"Basically the weight of the dam was too much for the weak materials in the foundation to bear," said U.S. consulting engineer Steven Vick, one of three experts called in to examine the failure that caused the dam to breach and fail in August 2014.
The report concludes that the concrete-like glacial till material in the base of the dam wasn't understood in enough detail when the dam was designed and built in 1997. Later raising of the dam to hold more water and tailings weakened the base layer and led to the failure.
Vick said the additions to the dam were built at a steeper slope than the original dam, and plans to buttress the area were delayed until it was too late.
Energy and Mines Minister Bill Bennett said the report shows there were no warning signs, and no surface inspections could have detected the problem that was overlooked in the design and original construction.
Two more investigations of the mine failure are pending. Bennett said the Chief Inspector of Mines is likely to release his report by June, and the Conservation Officers' Service will also report when its investigation is complete.

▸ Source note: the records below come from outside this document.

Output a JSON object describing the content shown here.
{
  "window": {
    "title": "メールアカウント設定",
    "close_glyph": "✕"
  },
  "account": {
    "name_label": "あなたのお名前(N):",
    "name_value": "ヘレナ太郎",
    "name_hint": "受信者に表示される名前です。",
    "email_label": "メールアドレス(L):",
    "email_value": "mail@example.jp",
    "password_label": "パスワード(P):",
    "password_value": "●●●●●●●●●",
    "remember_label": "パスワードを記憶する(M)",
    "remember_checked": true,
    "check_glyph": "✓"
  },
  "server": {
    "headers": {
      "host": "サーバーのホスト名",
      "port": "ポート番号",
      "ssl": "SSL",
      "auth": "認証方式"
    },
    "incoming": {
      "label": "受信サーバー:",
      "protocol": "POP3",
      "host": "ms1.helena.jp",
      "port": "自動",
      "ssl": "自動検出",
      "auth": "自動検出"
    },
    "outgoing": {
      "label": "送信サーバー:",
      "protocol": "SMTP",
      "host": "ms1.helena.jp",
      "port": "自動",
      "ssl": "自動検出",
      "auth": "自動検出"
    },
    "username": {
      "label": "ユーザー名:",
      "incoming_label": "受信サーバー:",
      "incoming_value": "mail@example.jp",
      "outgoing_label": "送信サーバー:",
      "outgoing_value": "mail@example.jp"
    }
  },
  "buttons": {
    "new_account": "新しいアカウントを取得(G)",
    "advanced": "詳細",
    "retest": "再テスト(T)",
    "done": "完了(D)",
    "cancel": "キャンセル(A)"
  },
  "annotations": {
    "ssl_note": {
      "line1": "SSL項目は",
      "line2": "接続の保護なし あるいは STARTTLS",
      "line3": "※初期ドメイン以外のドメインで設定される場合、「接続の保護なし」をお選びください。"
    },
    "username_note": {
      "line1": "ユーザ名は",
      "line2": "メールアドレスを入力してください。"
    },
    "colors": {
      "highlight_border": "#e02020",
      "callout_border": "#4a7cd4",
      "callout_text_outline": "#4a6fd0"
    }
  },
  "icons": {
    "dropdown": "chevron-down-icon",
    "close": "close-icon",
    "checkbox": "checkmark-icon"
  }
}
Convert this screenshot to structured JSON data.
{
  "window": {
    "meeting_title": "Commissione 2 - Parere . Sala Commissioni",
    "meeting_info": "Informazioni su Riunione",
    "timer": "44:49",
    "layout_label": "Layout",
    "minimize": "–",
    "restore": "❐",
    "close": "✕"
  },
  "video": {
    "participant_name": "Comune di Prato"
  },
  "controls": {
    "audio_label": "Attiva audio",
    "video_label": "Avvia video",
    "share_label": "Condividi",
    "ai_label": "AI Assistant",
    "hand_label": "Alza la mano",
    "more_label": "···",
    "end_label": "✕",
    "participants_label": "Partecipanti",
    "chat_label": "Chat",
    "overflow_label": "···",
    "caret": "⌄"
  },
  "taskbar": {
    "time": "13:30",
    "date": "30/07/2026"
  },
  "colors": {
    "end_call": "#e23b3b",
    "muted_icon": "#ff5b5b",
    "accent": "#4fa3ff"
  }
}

Bennett said the government is willing to see the Mount Polley mine reopen, but the other investigations must be complete first. The parent company Imperial Metals has applied to use an existing pit to store tailings and resume operations without using the original tailings pond again.